Return the number of lines below that contain "hours"; nothing else belongs in the reply.

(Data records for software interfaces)
□ □ □ □ □ □ □

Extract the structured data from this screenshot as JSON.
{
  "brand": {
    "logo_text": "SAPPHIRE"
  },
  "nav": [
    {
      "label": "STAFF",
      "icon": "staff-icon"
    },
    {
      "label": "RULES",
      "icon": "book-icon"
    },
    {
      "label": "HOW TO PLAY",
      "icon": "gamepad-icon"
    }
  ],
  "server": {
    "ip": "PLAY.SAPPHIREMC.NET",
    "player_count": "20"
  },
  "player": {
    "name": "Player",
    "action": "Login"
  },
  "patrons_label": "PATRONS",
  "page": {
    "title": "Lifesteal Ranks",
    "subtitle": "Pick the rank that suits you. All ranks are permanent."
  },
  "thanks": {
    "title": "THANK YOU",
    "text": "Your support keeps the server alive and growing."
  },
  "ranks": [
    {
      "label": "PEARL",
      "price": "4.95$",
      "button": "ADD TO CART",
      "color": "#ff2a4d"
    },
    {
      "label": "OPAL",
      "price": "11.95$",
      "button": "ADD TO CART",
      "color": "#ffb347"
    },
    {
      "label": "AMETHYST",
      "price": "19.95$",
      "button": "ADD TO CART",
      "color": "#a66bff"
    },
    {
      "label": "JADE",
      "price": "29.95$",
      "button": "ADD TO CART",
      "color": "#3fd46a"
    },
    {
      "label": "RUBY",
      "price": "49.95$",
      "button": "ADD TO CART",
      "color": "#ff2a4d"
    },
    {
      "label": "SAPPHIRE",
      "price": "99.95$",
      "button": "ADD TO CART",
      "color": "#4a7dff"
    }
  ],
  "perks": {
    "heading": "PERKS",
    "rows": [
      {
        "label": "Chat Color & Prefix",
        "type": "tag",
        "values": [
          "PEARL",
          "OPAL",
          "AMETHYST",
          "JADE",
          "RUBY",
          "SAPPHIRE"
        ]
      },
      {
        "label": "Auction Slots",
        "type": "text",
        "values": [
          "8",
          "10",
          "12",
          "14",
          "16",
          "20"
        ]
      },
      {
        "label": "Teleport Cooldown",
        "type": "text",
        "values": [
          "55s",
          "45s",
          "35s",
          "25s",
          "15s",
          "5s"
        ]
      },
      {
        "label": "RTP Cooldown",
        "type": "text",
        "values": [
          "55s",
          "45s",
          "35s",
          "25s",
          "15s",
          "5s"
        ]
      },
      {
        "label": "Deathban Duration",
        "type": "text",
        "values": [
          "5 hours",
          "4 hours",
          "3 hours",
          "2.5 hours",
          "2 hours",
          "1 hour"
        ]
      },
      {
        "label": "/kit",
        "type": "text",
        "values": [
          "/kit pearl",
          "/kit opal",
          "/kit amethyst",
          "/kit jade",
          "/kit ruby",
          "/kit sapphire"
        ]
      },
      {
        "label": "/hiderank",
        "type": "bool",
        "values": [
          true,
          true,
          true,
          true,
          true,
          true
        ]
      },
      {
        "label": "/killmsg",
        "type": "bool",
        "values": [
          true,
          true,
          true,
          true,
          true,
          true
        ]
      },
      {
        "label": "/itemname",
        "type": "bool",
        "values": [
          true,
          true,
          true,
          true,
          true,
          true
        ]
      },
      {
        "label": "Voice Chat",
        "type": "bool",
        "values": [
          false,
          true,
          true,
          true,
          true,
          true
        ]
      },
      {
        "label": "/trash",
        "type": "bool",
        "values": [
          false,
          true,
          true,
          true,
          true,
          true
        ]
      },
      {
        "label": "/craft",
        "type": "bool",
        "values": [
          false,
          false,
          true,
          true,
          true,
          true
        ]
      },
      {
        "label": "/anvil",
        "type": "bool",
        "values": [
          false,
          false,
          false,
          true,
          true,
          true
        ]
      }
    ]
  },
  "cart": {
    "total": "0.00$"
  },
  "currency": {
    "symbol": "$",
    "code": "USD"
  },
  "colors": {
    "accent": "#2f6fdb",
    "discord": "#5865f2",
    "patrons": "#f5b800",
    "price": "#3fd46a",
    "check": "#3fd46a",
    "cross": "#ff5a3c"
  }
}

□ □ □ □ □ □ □

* _Finished exercise_
5